    Title
    The Railway Man
    Authors and contributors
    By (author) Eric Lomax
    Physical properties
    Format: Hardback
    Number of pages: 288
    Width: 160 mm
    Height: 240 mm
    Weight: 617 g
    ISBN
    ISBN 13: 9780224041874
    ISBN 10: 0224041878
    Classifications

    BIC subject category V2: HBWQ
    BIC E4L: WAR
    Nielsen BookScan Product Class 3: T4.2A
    BIC subject category V2: BGHA
    BISAC V2.8: NON000000
    LC subject heading:
    BIC subject category V2: HBJF, JWXR
    BIC geographical qualifier V2: 1FM
    LC subject heading:
    DC20: 940.547252092
    LC subject heading:
    Illustrations note
    4 maps
    Publisher
    VINTAGE
    Imprint name
    Jonathan Cape Ltd
    Publication date
    10 August 1995
    Publication City/Country
    London
    Review text

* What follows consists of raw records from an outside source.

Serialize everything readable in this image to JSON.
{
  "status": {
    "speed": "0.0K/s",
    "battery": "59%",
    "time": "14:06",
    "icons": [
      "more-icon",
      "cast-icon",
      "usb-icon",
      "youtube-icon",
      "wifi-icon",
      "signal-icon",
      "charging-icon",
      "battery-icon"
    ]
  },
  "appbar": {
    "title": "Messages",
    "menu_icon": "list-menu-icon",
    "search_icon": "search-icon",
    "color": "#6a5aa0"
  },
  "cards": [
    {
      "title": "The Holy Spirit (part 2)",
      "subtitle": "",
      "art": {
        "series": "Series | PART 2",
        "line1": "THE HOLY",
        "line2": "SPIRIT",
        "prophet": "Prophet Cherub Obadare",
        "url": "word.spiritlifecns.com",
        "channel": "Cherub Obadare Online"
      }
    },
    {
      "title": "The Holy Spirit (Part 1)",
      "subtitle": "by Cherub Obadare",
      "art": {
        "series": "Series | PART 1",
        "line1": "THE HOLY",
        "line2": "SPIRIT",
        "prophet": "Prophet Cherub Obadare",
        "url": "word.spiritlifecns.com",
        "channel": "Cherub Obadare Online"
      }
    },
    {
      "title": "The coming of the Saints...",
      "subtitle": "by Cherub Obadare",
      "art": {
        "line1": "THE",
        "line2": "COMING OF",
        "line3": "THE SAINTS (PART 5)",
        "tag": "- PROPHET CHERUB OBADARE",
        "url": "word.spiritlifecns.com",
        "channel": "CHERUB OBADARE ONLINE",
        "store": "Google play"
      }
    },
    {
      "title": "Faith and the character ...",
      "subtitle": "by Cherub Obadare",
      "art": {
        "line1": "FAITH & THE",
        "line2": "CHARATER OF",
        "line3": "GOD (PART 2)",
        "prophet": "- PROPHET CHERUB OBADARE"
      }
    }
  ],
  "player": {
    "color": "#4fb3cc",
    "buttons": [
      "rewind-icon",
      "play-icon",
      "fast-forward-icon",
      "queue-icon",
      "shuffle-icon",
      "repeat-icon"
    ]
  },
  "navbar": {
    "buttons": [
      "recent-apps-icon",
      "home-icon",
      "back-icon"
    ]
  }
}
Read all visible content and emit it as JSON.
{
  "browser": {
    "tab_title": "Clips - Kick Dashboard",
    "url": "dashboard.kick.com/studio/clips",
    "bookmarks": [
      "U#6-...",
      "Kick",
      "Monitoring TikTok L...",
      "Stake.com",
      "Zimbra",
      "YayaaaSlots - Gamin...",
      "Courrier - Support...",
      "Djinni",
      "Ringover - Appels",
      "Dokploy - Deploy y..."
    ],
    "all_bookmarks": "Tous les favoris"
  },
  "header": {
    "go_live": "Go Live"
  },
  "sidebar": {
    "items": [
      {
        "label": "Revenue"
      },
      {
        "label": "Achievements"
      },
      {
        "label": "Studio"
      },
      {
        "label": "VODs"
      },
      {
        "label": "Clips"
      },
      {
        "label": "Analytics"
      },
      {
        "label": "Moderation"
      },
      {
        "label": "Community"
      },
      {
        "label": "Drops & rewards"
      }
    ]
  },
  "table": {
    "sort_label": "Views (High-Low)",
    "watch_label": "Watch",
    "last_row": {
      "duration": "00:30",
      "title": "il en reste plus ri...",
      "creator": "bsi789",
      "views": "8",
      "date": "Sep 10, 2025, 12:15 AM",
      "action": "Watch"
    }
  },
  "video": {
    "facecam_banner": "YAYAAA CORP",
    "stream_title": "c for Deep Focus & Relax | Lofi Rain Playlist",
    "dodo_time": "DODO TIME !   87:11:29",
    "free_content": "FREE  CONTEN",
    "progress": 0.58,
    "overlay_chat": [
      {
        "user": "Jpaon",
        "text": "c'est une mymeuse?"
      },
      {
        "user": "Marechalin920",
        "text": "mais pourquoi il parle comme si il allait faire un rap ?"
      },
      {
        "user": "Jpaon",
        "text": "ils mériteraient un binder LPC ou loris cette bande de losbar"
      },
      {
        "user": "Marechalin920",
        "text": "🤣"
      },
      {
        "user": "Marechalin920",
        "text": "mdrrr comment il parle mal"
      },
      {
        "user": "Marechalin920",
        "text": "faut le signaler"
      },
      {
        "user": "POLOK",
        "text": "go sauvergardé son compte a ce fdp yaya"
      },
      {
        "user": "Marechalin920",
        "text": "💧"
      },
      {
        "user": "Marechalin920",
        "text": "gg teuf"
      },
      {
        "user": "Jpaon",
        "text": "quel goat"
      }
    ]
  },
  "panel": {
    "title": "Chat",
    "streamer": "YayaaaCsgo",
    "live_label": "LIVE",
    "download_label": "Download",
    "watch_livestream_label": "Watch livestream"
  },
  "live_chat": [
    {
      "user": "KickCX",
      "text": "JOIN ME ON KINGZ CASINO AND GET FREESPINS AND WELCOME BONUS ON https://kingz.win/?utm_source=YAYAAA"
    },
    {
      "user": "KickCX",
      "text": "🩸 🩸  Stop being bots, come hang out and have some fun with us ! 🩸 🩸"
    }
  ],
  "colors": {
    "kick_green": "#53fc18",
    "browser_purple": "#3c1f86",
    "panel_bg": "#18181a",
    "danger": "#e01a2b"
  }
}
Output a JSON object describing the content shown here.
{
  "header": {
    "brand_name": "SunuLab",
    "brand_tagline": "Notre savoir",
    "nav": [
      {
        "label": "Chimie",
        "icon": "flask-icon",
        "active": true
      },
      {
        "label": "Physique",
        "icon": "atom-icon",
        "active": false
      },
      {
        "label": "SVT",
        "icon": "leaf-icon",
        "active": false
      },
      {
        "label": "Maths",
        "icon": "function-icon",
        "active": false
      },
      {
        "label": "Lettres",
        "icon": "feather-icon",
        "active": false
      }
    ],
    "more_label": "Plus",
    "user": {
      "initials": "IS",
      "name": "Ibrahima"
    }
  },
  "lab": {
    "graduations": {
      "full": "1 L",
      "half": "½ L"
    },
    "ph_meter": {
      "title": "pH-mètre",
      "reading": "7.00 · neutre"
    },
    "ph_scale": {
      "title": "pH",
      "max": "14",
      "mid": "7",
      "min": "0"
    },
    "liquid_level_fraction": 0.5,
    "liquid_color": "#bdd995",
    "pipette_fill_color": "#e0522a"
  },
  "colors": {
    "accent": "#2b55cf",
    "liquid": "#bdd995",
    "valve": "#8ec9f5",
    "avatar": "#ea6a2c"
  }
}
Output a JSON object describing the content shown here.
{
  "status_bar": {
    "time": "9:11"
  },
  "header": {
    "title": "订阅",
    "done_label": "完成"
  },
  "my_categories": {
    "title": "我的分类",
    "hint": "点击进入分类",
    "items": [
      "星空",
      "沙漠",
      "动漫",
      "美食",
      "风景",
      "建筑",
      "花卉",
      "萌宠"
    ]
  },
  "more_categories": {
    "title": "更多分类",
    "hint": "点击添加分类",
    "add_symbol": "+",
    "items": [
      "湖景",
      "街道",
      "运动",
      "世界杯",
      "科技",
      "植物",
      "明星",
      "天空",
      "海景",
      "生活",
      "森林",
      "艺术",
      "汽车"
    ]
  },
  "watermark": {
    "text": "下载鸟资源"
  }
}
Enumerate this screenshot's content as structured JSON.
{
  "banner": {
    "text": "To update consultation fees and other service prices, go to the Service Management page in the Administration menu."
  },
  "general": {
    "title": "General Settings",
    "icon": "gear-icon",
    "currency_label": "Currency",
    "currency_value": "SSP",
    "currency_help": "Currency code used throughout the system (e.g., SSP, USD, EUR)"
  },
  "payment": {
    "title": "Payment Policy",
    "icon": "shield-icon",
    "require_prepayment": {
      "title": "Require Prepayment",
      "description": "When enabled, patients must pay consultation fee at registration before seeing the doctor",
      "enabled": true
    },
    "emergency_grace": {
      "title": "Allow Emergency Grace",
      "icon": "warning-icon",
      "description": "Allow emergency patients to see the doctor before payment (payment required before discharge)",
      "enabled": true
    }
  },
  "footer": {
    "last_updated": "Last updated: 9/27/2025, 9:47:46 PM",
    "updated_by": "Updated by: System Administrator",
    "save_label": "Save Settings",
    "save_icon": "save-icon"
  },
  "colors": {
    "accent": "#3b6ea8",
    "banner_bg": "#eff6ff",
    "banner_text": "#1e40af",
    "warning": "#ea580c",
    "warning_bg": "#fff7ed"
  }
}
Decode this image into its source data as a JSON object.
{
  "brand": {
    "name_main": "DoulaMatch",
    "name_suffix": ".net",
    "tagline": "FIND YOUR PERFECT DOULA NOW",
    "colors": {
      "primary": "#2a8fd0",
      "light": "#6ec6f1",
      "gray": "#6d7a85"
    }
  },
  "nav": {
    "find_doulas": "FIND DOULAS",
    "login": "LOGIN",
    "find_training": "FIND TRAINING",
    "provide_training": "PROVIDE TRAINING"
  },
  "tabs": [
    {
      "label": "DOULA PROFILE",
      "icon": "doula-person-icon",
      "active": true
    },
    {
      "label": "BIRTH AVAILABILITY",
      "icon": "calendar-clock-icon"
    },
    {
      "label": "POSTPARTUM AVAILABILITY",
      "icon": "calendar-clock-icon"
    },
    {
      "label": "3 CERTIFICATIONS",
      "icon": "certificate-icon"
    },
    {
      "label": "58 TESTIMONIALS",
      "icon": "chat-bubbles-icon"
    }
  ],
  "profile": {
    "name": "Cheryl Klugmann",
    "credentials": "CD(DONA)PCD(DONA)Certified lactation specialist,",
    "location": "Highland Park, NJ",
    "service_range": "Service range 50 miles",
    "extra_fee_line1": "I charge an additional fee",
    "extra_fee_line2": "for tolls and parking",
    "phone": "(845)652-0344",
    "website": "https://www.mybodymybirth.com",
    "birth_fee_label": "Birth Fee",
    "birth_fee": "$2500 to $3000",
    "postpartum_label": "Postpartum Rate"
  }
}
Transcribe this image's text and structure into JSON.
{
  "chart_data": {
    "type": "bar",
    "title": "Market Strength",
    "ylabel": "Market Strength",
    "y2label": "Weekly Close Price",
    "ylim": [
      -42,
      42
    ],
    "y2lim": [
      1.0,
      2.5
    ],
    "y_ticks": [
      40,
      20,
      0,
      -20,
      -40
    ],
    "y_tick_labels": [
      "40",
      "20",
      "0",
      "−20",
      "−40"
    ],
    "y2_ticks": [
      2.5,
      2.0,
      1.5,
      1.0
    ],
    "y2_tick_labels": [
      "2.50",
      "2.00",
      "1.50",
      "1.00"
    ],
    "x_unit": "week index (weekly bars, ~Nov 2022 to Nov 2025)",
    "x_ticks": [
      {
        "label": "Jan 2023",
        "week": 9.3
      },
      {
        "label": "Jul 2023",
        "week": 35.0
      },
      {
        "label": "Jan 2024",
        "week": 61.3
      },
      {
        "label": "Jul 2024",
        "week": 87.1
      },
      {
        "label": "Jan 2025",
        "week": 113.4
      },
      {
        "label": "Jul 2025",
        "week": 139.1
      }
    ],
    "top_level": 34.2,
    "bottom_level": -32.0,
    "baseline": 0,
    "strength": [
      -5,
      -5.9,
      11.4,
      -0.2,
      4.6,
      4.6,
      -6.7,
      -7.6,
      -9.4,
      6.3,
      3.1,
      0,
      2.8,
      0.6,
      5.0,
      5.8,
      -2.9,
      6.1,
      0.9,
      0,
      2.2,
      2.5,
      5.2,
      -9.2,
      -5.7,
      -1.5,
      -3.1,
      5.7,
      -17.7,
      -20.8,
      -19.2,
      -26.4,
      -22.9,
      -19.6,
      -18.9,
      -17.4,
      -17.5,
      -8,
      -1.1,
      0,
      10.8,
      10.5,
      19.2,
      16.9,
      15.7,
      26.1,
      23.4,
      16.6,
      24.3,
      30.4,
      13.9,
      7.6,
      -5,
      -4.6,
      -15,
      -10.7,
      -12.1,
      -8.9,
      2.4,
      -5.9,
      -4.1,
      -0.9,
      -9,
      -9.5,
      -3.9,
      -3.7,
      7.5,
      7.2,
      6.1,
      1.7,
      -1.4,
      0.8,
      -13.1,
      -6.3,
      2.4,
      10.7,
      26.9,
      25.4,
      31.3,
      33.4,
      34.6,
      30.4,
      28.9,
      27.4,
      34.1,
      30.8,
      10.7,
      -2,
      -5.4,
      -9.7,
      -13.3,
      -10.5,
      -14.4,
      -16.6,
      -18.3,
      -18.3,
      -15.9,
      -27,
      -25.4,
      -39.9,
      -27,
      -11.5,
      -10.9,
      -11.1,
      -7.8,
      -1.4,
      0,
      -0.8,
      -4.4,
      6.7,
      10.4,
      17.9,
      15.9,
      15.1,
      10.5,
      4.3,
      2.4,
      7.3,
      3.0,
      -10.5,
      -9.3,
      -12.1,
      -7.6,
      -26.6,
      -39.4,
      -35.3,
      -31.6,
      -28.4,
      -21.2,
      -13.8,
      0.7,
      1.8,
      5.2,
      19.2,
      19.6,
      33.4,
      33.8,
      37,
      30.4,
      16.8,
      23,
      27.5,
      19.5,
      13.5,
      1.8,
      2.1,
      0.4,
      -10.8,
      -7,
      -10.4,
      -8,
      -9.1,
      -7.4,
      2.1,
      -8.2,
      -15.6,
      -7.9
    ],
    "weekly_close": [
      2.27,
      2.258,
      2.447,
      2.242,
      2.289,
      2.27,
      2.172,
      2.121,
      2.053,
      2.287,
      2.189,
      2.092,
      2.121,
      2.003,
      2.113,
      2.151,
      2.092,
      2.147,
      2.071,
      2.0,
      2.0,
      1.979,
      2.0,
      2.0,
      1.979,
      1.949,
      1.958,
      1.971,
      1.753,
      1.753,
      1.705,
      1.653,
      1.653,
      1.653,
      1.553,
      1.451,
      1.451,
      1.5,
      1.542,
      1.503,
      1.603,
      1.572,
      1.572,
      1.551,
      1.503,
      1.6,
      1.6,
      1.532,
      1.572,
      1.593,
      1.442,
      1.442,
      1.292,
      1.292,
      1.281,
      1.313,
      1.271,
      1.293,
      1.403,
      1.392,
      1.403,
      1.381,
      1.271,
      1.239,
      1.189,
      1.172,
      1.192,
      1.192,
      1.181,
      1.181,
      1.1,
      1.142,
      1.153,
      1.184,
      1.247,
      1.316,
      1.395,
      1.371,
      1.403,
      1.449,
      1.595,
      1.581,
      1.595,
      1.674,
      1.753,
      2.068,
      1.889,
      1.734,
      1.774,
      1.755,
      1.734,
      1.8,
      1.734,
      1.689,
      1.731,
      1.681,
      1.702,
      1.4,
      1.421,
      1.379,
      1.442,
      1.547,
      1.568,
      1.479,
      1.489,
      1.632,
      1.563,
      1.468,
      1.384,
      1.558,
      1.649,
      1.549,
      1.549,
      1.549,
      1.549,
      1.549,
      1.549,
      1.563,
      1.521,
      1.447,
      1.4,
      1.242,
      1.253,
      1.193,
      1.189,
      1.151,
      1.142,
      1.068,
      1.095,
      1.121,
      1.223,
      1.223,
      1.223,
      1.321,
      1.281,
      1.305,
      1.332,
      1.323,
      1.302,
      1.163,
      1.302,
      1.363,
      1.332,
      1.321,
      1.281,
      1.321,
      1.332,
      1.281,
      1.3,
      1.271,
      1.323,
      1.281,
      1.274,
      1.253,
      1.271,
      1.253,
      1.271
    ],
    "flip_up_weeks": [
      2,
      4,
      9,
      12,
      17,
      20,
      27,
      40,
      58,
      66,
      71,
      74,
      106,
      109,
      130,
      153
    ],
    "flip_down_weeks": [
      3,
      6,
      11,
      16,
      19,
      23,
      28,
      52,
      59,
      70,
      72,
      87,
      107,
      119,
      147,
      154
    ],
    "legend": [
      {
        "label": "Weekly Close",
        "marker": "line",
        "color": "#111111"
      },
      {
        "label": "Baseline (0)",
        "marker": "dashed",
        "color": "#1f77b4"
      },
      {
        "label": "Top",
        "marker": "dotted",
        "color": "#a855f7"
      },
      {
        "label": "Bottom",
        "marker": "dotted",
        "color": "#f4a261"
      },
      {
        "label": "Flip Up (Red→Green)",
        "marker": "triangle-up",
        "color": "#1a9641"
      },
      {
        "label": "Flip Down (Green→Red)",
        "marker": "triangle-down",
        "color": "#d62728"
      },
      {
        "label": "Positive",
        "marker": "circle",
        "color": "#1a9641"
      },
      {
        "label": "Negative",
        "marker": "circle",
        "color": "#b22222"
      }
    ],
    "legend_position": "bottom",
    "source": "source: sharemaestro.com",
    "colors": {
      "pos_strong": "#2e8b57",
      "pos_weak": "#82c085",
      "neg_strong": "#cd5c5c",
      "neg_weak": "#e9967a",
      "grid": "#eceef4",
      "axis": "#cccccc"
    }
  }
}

    For reasons I don't understand myself, I've always been drawn towards books about both world wars and especially accounts of experiences in prison camps. There is something about the nature of being imprisoned in such circumstances - I'm equally addicted to all the hostage stories - which fascinates as well as horrifies me. It's not the details of any brutality or physical suffering which I find compelling but the mental and emotional reactions of the prisoners - how do they survive? And do they survive in any real sense? This book addresses both questions and answers them more completely than any I have ever read. It is most eloquently written - smooth, clear, with the anger which fuels it controlled to such a remarkable degree that it is mistaken at first for detachment. But Eric Lomax is not detached from the horrors inflicted upon him. Instead, he has absorbed them, at last, after for so long being ruinously absorbed by them. A staggeringly compelling and moving book. Review by MARGARET FORSTER Editor's note: Margaret Forster is the author of many books, including The Memory Box. (Kirkus UK)